There are many methods used to make a home airtight, it all comes down to one simple rule, continuity.  Continuity is easily attained when there’s nothing that penetrates the air barrier.  No electrical boxes, plumbing drains and vents or ducts that need to extend from inside a building’s envelope to the outside.  Of course, there are times when different things need to extend from inside to outside, like the need for an outside water faucet.  But there are also many occasions when different systems end up outside that don’t need to be outside.  For example, forced air heating and cooling ducts that leave the conditioned space of the home simply because there was no space to keep them hidden inside the home.  Planning a service cavity can help keep most mechanicals inside the building envelope. Continue reading “Construction Design-Service Cavity”

Construction Design-Randy’s Dream Design

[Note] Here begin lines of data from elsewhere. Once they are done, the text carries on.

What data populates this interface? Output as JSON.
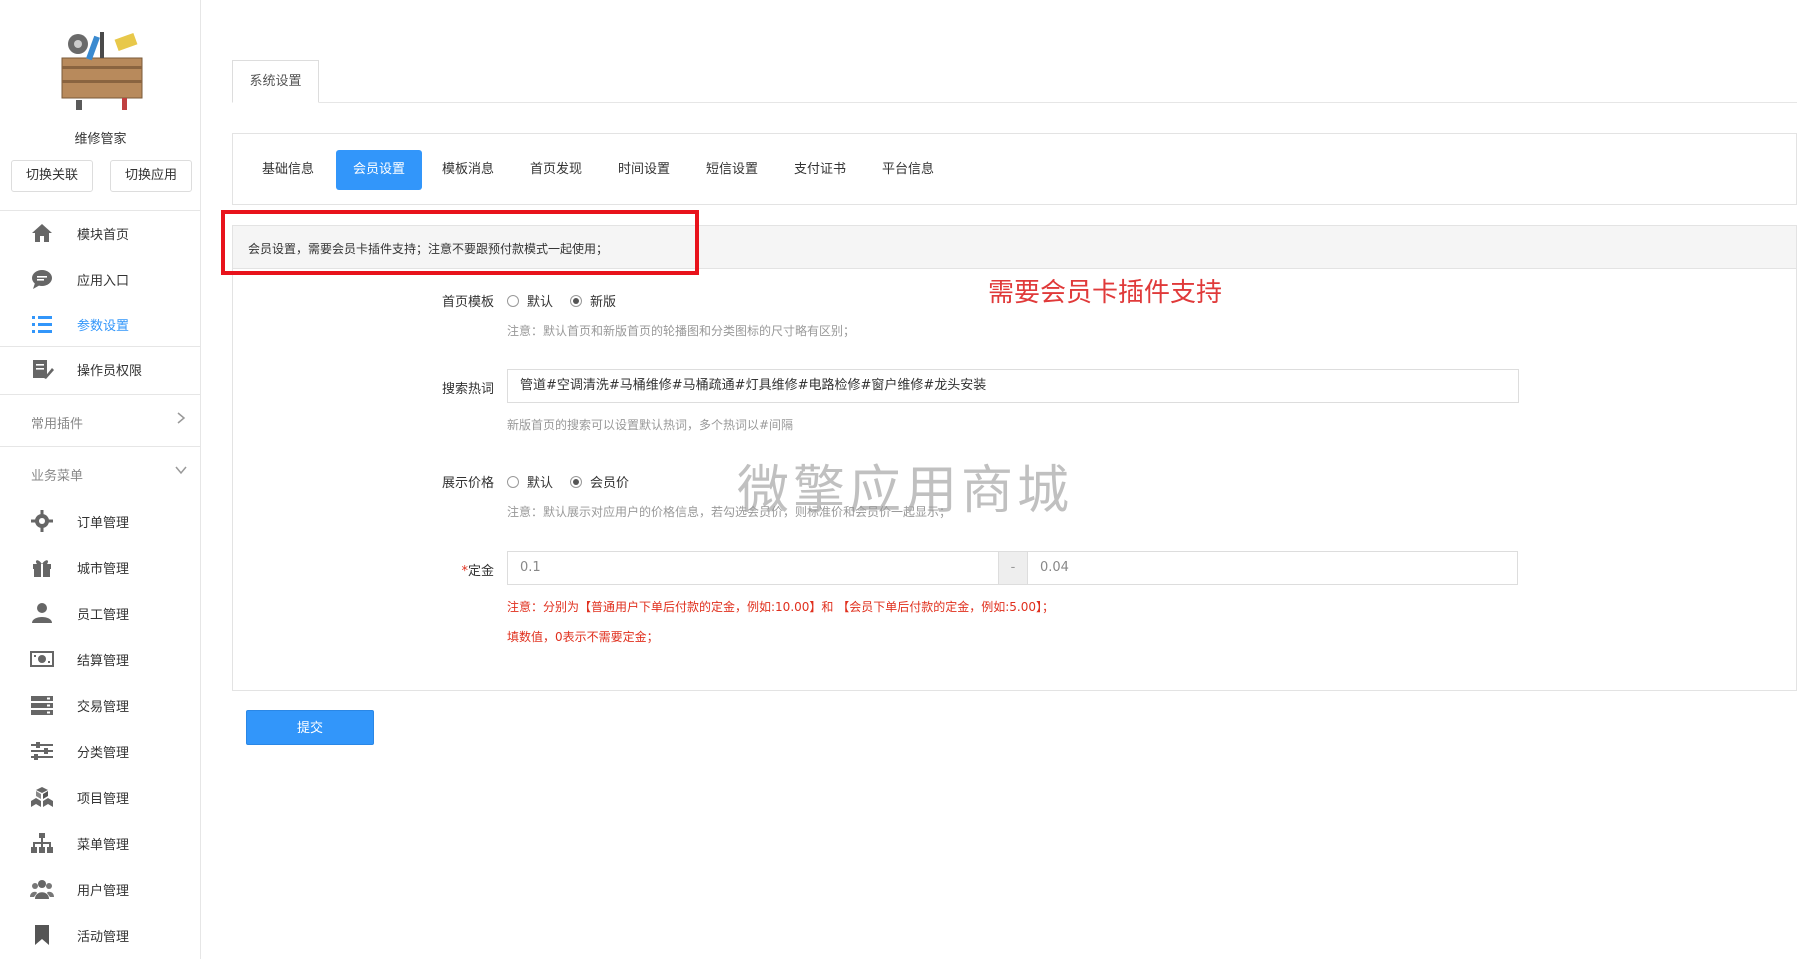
{
  "sidebar": {
    "app_name": "维修管家",
    "switch_buttons": [
      "切换关联",
      "切换应用"
    ],
    "nav_top": [
      {
        "label": "模块首页",
        "icon": "home-icon"
      },
      {
        "label": "应用入口",
        "icon": "chat-icon"
      },
      {
        "label": "参数设置",
        "icon": "list-icon",
        "active": true
      },
      {
        "label": "操作员权限",
        "icon": "edit-doc-icon"
      }
    ],
    "group_plugins": "常用插件",
    "group_business": "业务菜单",
    "nav_business": [
      {
        "label": "订单管理",
        "icon": "gear-icon"
      },
      {
        "label": "城市管理",
        "icon": "gift-icon"
      },
      {
        "label": "员工管理",
        "icon": "user-icon"
      },
      {
        "label": "结算管理",
        "icon": "money-icon"
      },
      {
        "label": "交易管理",
        "icon": "server-icon"
      },
      {
        "label": "分类管理",
        "icon": "sliders-icon"
      },
      {
        "label": "项目管理",
        "icon": "cubes-icon"
      },
      {
        "label": "菜单管理",
        "icon": "sitemap-icon"
      },
      {
        "label": "用户管理",
        "icon": "users-icon"
      },
      {
        "label": "活动管理",
        "icon": "bookmark-icon"
      }
    ]
  },
  "main": {
    "top_tab": "系统设置",
    "sub_tabs": [
      {
        "label": "基础信息"
      },
      {
        "label": "会员设置",
        "active": true
      },
      {
        "label": "模板消息"
      },
      {
        "label": "首页发现"
      },
      {
        "label": "时间设置"
      },
      {
        "label": "短信设置"
      },
      {
        "label": "支付证书"
      },
      {
        "label": "平台信息"
      }
    ],
    "panel_title": "会员设置，需要会员卡插件支持；注意不要跟预付款模式一起使用；",
    "annotation": "需要会员卡插件支持",
    "watermark": "微擎应用商城",
    "form": {
      "home_template": {
        "label": "首页模板",
        "options": [
          "默认",
          "新版"
        ],
        "selected": "新版",
        "hint": "注意：默认首页和新版首页的轮播图和分类图标的尺寸略有区别；"
      },
      "search_hot": {
        "label": "搜索热词",
        "value": "管道#空调清洗#马桶维修#马桶疏通#灯具维修#电路检修#窗户维修#龙头安装",
        "hint": "新版首页的搜索可以设置默认热词，多个热词以#间隔"
      },
      "show_price": {
        "label": "展示价格",
        "options": [
          "默认",
          "会员价"
        ],
        "selected": "默认",
        "hint": "注意：默认展示对应用户的价格信息，若勾选会员价，则标准价和会员价一起显示；"
      },
      "deposit": {
        "label_star": "*",
        "label": "定金",
        "value_normal": "0.1",
        "separator": "-",
        "value_member": "0.04",
        "hint_line1": "注意：分别为【普通用户下单后付款的定金，例如:10.00】和 【会员下单后付款的定金，例如:5.00】；",
        "hint_line2": "填数值，0表示不需要定金；"
      }
    },
    "submit_label": "提交"
  },
  "colors": {
    "accent": "#3296fa",
    "warning_red": "#e0301e",
    "highlight_box": "#e8121b"
  }
}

Guess what?  I just won the lottery!  (Not really, but for the purpose of this blog, let’s pretend.)  I’m looking to build myself a new home.  I have choices.  I could build a McMansion with plenty of space I don’t need and will never use.  I could concentrate only on the interior finishes and how the house looks.  If you’ve ever read my blog, you already know what direction I’ll take.  The house won’t be big, a couple thousand square feet is plenty for me, maybe a rambler with a second story over part of it built on a slab, no basement or crawlspace.  Being a BS* guy, I would make an invest in the stuff that is hidden, those pesky control layers I often talk about.  It would be based on the Pretty Good House concept. Continue reading “Construction Design-Randy’s Dream Design”